[Records shown Boundary: Start]

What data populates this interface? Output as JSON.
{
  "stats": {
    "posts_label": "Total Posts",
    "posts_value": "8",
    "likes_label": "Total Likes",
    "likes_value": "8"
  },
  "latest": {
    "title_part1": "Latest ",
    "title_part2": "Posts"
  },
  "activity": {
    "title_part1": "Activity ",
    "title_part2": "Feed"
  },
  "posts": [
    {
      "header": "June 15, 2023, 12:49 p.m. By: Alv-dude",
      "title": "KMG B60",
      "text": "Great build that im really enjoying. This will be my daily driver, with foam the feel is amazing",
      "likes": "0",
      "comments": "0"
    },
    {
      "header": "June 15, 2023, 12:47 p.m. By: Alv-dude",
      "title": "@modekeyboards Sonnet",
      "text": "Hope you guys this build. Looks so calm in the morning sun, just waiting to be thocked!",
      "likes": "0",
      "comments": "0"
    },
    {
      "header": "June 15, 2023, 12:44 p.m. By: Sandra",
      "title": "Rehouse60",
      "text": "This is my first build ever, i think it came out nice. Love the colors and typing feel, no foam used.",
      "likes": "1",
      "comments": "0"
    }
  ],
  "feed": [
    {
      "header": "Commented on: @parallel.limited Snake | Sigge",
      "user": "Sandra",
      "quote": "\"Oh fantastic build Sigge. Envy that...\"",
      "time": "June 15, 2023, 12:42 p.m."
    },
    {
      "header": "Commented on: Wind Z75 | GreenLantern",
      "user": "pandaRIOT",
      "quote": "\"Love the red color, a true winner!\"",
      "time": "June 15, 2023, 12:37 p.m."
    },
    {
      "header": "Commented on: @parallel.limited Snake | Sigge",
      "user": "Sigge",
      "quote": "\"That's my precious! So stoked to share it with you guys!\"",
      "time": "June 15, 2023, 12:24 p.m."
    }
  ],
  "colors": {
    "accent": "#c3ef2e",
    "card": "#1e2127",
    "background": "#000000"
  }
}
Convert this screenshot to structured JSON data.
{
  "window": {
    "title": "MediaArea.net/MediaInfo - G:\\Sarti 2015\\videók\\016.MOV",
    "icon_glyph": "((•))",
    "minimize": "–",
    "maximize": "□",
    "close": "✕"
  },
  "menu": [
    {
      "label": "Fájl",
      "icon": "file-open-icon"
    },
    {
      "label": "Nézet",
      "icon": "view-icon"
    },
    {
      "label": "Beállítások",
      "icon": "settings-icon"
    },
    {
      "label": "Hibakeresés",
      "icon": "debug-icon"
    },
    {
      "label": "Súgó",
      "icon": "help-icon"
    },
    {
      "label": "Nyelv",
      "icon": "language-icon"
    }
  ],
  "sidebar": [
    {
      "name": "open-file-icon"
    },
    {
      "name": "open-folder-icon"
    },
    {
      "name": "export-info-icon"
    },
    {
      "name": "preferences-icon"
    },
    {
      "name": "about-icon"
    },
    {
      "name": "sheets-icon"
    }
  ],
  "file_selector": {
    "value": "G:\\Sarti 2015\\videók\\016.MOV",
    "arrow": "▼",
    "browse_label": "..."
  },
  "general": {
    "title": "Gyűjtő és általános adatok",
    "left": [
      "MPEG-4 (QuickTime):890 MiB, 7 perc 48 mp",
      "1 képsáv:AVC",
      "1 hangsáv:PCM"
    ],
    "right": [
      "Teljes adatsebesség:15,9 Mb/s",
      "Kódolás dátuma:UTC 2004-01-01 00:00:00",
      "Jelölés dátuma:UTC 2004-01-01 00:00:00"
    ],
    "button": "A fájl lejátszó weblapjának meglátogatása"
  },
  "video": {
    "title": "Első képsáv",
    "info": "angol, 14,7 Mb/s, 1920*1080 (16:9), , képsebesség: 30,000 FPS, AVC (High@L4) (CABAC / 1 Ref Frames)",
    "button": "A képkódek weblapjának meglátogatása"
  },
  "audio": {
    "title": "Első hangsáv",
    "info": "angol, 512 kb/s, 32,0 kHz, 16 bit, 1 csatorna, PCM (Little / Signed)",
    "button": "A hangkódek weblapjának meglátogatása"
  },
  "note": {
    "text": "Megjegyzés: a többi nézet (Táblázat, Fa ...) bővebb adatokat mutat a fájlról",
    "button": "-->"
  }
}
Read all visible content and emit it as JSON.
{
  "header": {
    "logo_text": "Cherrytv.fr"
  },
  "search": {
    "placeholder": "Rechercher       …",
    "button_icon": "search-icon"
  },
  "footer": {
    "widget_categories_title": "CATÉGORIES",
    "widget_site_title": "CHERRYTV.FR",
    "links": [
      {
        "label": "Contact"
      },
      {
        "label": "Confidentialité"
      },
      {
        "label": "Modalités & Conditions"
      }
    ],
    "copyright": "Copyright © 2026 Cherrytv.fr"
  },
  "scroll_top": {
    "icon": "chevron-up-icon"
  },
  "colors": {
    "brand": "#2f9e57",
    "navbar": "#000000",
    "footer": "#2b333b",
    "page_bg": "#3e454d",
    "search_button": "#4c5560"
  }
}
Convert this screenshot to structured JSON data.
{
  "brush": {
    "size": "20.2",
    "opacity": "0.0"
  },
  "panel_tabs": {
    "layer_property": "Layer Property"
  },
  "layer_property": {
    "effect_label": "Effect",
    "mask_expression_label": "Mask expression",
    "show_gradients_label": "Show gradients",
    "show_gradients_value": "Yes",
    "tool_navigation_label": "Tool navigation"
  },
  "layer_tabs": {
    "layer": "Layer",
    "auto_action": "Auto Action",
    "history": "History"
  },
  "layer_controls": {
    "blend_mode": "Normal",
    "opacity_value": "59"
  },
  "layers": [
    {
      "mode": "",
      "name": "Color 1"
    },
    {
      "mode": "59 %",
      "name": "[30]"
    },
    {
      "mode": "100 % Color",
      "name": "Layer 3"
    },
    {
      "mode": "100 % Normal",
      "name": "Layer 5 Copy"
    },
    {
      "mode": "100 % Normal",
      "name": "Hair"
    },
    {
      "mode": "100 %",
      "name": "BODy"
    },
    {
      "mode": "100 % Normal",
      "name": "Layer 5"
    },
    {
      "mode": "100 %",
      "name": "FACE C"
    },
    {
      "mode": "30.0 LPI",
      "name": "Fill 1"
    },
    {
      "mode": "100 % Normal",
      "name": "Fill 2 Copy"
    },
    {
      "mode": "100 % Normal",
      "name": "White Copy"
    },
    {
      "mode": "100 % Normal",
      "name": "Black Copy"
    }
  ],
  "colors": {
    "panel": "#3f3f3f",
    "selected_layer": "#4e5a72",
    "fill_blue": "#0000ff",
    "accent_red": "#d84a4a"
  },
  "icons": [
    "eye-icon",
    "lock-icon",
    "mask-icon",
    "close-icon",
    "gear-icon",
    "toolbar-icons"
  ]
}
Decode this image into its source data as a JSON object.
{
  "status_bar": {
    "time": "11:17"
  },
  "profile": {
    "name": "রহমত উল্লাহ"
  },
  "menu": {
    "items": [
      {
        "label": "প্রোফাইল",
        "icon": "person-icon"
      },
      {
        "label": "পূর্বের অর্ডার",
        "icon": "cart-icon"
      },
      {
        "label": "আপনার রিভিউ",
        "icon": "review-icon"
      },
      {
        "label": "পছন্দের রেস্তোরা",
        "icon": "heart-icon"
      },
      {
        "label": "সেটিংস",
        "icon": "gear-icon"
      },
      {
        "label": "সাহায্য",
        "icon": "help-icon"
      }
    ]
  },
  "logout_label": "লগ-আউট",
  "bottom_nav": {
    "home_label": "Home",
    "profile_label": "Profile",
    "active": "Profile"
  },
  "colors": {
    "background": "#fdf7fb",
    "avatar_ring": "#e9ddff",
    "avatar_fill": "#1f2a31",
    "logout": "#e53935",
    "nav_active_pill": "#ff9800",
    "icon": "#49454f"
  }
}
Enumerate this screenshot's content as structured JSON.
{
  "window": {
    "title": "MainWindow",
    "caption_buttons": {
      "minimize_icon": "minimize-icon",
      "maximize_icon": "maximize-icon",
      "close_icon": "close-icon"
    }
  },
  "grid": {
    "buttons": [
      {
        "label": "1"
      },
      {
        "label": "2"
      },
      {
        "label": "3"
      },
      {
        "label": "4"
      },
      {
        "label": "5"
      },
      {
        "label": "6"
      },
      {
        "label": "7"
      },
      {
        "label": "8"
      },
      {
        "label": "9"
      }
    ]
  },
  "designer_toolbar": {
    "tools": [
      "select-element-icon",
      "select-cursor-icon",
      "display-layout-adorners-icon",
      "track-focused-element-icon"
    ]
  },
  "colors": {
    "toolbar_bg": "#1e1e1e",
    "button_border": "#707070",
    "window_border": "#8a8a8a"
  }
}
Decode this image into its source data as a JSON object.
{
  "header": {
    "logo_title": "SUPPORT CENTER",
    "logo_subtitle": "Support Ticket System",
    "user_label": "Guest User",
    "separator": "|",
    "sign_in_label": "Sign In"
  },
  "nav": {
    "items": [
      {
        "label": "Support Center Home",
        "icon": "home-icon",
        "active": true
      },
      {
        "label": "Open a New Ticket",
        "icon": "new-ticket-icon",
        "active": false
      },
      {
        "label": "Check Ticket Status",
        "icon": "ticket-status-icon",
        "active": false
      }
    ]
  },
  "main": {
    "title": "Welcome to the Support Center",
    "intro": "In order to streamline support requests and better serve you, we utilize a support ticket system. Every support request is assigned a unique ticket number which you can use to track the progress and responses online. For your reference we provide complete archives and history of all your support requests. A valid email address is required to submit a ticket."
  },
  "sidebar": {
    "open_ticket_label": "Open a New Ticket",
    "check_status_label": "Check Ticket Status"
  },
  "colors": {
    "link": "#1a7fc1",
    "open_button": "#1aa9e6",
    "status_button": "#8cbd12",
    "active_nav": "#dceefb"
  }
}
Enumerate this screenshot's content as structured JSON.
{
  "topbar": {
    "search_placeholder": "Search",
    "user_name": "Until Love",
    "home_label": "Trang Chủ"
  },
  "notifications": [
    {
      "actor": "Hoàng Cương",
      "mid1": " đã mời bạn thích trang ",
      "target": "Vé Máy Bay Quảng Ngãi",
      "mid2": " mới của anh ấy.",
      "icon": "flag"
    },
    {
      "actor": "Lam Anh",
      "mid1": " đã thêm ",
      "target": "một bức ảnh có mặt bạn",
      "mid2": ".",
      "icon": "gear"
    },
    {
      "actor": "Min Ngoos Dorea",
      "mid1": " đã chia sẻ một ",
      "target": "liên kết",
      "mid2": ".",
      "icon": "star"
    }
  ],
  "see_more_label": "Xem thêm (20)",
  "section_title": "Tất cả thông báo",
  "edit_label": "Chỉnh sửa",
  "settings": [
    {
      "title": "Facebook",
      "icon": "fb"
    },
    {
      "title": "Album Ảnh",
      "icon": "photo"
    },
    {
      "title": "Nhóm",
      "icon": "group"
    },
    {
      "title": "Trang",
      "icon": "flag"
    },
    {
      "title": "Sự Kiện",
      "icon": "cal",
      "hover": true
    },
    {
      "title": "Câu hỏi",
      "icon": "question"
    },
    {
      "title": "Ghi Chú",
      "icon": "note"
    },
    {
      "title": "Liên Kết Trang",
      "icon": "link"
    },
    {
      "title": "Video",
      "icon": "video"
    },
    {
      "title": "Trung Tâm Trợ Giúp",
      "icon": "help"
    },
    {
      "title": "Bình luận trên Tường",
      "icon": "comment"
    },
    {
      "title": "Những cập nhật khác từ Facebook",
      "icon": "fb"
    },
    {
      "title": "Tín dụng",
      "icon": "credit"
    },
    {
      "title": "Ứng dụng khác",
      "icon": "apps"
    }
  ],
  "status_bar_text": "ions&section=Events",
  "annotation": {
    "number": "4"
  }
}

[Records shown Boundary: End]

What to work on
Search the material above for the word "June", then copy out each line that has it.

Response box
      "header": "June 15, 2023, 12:49 p.m. By: Alv-dude",
      "header": "June 15, 2023, 12:47 p.m. By: Alv-dude",
      "header": "June 15, 2023, 12:44 p.m. By: Sandra",
      "time": "June 15, 2023, 12:42 p.m."
      "time": "June 15, 2023, 12:37 p.m."
      "time": "June 15, 2023, 12:24 p.m."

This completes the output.